On the morning of the 27th ult. the sloop Elizabeth, belonging to Mr. John Smith of this place, attempted to round Nobby's after the top of high water; - it was blowing very strong at S.S.E. with a considerable sea on. The master of her, it is presumed, had run in under the impression that the flood was still making, and that he might save his distance. He was in some measure justified in acting so, as the signal heretofore used, forbidding vessels to approach the harbour on the ebb tide or bad weather, was not (indeed could not be) made - ALL the flags heretofore used for signals being worn out.
The consequence was, the little vessel was swept down into the bight, and obliged to let go her anchors, which held her about two hours, during which time the sea made a complete breach over her. At last her anchors came home, and she drifted into the surf, and when at about the distance of 200 yards from the beach, at a most critical moment, and when all hope of saving her was abandoned, the wind shifted to south west; the people on board made sail, slipt the cables, and got her head to sea, and before sunset she was out of sight.
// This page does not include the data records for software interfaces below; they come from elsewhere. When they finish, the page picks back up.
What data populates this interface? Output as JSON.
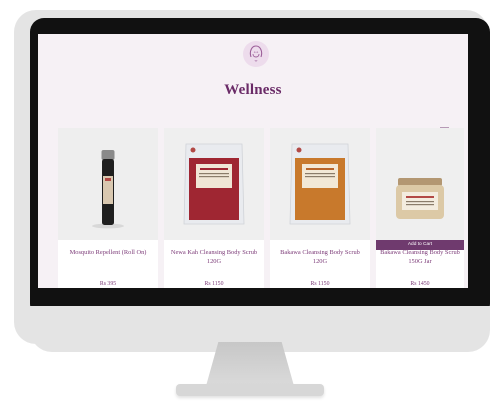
{
  "page": {
    "title": "Wellness"
  },
  "products": [
    {
      "name": "Mosquito Repellent (Roll On)",
      "price": "Rs 395"
    },
    {
      "name": "Newa Kah Cleansing Body Scrub 120G",
      "price": "Rs 1150"
    },
    {
      "name": "Bakawa Cleansing Body Scrub 120G",
      "price": "Rs 1150"
    },
    {
      "name": "Bakawa Cleansing Body Scrub 150G Jar",
      "price": "Rs 1450",
      "hover_button": "Add to Cart"
    }
  ],
  "colors": {
    "accent": "#6f3a6e",
    "text_purple": "#7c3b78",
    "screen_bg": "#f6f1f5",
    "bezel": "#111111",
    "monitor_body": "#e4e4e4"
  },
  "icons": {
    "logo": "woman-face-logo-icon",
    "wishlist": "wishlist-icon"
  }
}
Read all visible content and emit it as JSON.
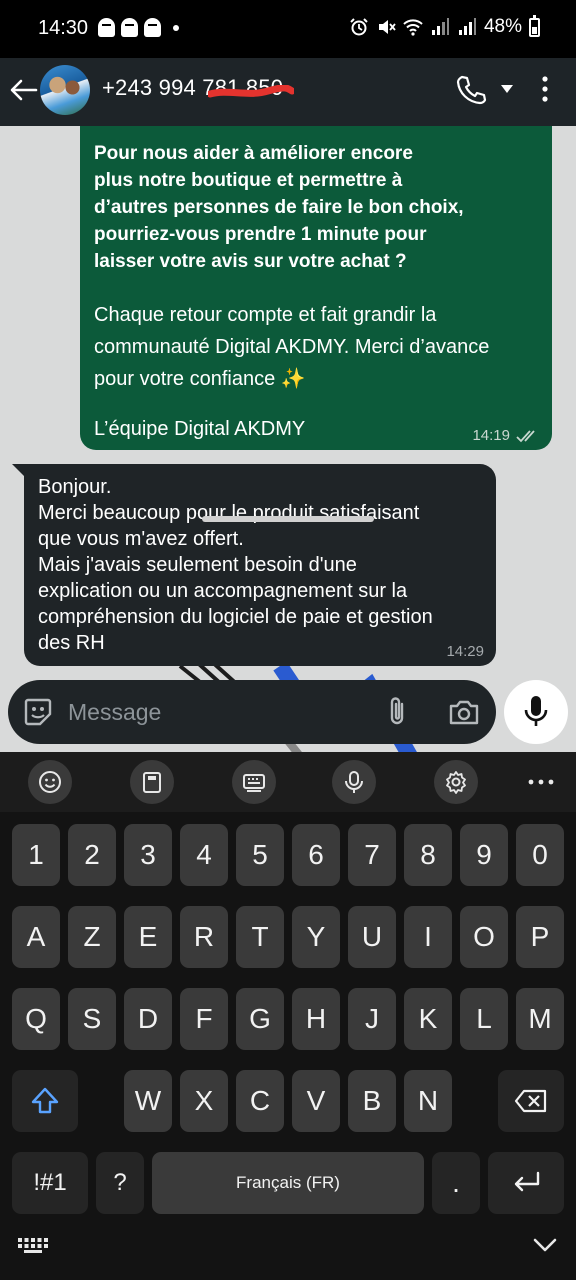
{
  "status_bar": {
    "time": "14:30",
    "battery": "48%"
  },
  "header": {
    "contact": "+243 994 781 850"
  },
  "messages": {
    "outgoing": {
      "bold_text": "Pour nous aider à améliorer encore\nplus notre boutique et permettre à\nd’autres personnes de faire le bon choix,\npourriez-vous prendre 1 minute pour\nlaisser votre avis sur votre achat ?",
      "body_text": "Chaque retour compte et fait grandir la\ncommunauté Digital AKDMY. Merci d’avance\npour votre confiance ✨",
      "signature": "L’équipe Digital AKDMY",
      "time": "14:19"
    },
    "incoming": {
      "text": "Bonjour.\nMerci beaucoup pour le produit satisfaisant\nque vous m'avez offert.\nMais j'avais seulement besoin d'une\nexplication ou un accompagnement sur la\ncompréhension du logiciel de paie et gestion\ndes RH",
      "time": "14:29"
    }
  },
  "composer": {
    "placeholder": "Message"
  },
  "keyboard": {
    "number_row": [
      "1",
      "2",
      "3",
      "4",
      "5",
      "6",
      "7",
      "8",
      "9",
      "0"
    ],
    "row1": [
      "A",
      "Z",
      "E",
      "R",
      "T",
      "Y",
      "U",
      "I",
      "O",
      "P"
    ],
    "row2": [
      "Q",
      "S",
      "D",
      "F",
      "G",
      "H",
      "J",
      "K",
      "L",
      "M"
    ],
    "row3": [
      "W",
      "X",
      "C",
      "V",
      "B",
      "N"
    ],
    "symbols_key": "!#1",
    "question_key": "?",
    "space_label": "Français (FR)",
    "period_key": "."
  },
  "colors": {
    "outgoing_bubble": "#0c5a3a",
    "incoming_bubble": "#1f2427",
    "chat_background": "#d9dada",
    "header": "#1e2428",
    "read_receipt": "#c9d8d0"
  }
}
We are still anxious about her fate, as she has neither anchors or cables on board. She would have been a loss to her owner of upwards of four hundred pounds not to mention the almost certain loss of four lives, for there was little chance of their being saved in the tremendous surf that was running. All this risk and anxiety might be avoided, if government would be at the paltry expense of sending a few yards of bunting to make signal flags, which, till within these ten or twelve months were always supplied, and signals accordingly made, which either enabled vessels to approach the harbour with safety, or acted as a caution for them to stand to sea, and yet the harbour dues on Colonial craft are enormous.
There is not a flag here to hoist, except the Union Jack, and one or two private signals. - The Australian 6 January 1827